*** Information ***

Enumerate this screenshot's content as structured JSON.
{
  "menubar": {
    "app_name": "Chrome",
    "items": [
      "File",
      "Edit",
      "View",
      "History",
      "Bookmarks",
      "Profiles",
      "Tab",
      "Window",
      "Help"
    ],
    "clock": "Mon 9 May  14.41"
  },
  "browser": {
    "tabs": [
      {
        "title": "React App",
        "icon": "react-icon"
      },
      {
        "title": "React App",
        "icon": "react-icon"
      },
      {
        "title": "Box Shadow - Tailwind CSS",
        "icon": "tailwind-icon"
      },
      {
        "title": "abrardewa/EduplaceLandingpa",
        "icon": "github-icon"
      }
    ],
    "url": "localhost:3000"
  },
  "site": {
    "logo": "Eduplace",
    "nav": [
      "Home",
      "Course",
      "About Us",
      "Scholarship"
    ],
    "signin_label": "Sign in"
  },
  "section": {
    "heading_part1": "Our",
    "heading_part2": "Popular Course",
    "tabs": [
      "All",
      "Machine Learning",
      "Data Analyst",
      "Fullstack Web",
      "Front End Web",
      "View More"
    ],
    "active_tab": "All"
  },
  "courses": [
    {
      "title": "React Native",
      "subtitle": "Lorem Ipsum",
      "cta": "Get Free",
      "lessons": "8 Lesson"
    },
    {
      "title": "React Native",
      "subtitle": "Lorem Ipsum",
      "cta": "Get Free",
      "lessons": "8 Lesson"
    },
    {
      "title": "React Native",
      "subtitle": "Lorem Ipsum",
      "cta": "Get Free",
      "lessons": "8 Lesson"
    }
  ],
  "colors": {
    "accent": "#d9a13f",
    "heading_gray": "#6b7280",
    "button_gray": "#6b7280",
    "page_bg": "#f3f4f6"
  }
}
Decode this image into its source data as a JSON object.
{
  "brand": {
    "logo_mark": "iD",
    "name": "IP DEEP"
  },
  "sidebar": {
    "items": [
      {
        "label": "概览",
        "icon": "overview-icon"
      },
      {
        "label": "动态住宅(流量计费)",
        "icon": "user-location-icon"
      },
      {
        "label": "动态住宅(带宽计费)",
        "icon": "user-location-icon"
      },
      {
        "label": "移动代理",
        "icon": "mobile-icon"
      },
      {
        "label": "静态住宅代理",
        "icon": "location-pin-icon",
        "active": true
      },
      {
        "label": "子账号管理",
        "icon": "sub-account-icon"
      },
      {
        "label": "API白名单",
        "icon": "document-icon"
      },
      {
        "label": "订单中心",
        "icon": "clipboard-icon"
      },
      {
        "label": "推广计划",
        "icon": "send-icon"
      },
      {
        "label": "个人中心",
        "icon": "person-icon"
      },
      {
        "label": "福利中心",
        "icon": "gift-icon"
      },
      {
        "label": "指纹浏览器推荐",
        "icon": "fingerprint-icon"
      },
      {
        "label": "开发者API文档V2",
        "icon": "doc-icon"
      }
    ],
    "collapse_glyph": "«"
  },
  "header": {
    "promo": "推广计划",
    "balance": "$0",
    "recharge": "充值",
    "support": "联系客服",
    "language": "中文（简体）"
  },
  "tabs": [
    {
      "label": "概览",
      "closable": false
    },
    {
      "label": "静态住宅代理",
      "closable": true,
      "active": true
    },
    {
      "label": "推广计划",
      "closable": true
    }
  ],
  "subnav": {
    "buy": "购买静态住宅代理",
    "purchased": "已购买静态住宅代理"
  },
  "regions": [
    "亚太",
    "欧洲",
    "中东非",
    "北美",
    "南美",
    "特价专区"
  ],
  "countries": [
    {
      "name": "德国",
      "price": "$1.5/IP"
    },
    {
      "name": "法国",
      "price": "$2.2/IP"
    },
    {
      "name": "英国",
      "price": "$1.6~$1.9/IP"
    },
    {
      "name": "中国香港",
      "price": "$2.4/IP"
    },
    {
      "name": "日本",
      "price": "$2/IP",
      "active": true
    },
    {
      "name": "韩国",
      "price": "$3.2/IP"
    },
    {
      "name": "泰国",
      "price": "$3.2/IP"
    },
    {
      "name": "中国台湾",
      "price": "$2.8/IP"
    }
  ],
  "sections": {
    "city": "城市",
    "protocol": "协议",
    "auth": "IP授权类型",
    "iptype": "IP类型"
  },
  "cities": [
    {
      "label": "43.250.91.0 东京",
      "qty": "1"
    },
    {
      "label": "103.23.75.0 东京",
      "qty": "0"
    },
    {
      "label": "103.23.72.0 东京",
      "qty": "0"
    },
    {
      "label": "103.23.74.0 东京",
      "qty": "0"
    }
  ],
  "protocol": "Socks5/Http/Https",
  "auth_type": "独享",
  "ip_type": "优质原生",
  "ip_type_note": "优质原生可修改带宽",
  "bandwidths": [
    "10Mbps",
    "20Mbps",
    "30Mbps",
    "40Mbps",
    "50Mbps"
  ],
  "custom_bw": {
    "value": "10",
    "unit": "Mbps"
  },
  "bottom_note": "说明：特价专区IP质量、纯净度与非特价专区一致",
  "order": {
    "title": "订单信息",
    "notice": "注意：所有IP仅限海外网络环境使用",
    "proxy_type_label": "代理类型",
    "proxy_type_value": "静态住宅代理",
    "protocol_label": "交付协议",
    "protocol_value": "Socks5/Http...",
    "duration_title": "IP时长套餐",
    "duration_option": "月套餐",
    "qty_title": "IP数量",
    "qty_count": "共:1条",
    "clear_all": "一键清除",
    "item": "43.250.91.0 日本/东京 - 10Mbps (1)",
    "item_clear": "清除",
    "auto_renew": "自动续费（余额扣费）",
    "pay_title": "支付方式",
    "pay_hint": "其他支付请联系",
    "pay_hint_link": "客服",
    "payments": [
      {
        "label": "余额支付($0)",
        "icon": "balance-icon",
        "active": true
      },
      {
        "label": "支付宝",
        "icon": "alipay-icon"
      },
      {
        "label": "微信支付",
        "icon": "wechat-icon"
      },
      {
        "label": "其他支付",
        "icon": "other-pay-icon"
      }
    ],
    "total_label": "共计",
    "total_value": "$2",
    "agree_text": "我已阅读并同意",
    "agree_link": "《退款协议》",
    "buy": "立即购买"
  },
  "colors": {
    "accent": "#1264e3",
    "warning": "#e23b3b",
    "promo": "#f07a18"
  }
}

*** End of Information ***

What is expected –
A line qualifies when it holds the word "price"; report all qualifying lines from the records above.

Exercise output –
      "price": "$1.5/IP"
      "price": "$2.2/IP"
      "price": "$1.6~$1.9/IP"
      "price": "$2.4/IP"
      "price": "$2/IP",
      "price": "$3.2/IP"
      "price": "$3.2/IP"
      "price": "$2.8/IP"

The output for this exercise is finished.